*Your task*: The required answer is a copy of each line in the entries below that includes "content".
::: Records provided
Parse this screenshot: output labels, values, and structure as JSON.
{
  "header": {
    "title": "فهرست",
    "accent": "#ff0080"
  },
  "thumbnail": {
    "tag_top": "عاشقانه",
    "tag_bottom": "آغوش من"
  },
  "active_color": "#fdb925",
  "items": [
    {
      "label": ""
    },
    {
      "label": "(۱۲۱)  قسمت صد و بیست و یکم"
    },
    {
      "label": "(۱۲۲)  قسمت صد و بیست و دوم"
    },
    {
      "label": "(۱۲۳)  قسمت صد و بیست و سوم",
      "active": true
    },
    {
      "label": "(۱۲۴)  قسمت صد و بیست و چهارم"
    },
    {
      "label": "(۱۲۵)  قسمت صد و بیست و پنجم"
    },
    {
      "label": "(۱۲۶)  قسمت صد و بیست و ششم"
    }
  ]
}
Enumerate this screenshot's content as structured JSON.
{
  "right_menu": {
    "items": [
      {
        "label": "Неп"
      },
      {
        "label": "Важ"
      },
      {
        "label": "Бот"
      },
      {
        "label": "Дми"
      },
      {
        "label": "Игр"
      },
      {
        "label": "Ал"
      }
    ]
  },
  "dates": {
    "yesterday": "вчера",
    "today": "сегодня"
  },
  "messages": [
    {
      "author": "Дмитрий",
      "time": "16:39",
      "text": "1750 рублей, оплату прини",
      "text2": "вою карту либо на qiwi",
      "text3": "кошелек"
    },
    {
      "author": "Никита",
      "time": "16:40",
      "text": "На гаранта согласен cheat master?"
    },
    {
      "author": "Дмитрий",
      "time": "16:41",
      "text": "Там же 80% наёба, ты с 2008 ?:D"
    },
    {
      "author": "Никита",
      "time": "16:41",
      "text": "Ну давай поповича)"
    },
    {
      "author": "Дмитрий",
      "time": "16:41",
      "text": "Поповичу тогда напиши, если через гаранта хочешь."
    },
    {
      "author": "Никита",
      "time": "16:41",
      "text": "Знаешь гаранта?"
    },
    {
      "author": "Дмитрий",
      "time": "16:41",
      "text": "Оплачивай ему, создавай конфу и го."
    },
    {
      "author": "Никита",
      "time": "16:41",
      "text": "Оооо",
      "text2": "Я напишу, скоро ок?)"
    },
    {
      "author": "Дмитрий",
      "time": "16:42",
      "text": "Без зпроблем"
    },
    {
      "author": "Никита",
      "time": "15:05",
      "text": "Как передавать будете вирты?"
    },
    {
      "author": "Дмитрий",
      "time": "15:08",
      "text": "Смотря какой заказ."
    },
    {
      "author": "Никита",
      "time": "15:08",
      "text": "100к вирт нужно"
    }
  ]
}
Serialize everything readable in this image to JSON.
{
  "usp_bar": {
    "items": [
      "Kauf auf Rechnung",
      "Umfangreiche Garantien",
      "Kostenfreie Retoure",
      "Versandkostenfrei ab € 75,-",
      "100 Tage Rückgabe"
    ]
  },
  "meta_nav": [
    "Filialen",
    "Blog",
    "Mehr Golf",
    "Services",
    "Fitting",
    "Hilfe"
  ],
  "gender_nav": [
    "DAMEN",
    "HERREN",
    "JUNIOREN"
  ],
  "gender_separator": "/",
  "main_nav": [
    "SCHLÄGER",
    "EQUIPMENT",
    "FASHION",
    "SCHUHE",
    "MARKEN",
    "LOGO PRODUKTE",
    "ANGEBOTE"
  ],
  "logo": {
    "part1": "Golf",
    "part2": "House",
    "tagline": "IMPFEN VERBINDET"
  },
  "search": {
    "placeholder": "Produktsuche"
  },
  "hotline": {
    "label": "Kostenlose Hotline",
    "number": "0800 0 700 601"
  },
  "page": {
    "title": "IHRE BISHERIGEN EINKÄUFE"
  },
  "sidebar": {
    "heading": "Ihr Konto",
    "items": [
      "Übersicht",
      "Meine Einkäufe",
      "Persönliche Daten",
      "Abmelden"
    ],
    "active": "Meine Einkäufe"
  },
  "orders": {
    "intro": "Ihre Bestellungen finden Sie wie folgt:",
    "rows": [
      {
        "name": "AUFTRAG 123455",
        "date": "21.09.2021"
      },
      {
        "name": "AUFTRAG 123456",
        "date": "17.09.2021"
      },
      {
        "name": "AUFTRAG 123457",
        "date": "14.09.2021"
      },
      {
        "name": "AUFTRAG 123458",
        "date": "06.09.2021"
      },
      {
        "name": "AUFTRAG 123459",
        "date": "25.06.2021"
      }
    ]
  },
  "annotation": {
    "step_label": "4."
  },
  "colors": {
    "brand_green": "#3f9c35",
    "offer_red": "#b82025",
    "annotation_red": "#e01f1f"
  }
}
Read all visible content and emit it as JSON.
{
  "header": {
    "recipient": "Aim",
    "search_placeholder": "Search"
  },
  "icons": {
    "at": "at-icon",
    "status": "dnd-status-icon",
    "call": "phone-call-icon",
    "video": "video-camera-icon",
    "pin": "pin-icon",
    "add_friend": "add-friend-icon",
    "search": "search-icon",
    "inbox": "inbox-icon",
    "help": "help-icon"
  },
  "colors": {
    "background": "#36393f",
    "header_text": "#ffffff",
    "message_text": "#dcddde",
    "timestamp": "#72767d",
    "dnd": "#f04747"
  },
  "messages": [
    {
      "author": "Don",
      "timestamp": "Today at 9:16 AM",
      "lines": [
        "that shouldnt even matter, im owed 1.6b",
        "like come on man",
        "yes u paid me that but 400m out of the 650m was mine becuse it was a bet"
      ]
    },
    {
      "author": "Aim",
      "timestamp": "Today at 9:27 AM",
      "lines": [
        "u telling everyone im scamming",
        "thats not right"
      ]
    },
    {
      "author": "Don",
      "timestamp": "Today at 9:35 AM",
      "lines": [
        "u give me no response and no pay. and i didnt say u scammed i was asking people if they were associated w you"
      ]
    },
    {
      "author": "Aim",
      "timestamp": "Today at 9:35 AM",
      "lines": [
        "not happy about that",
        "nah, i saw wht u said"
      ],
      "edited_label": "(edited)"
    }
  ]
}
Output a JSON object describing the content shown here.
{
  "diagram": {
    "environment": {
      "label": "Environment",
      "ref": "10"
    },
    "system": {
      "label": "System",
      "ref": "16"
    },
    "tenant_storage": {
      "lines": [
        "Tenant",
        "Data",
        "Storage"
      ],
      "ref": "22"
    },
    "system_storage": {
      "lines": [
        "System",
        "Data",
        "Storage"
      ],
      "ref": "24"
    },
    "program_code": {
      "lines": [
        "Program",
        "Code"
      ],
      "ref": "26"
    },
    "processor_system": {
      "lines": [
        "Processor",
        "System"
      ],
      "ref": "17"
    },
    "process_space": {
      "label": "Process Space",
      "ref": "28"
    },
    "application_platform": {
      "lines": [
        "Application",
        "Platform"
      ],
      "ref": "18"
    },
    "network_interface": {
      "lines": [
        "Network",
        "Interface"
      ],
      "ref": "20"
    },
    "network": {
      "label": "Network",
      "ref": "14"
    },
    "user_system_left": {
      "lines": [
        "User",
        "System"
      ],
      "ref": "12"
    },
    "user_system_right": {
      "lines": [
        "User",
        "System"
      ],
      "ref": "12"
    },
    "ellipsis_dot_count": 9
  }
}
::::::
*Result*:
Enumerate this screenshot's content as structured JSON.
Read all visible content and emit it as JSON.
Output a JSON object describing the content shown here.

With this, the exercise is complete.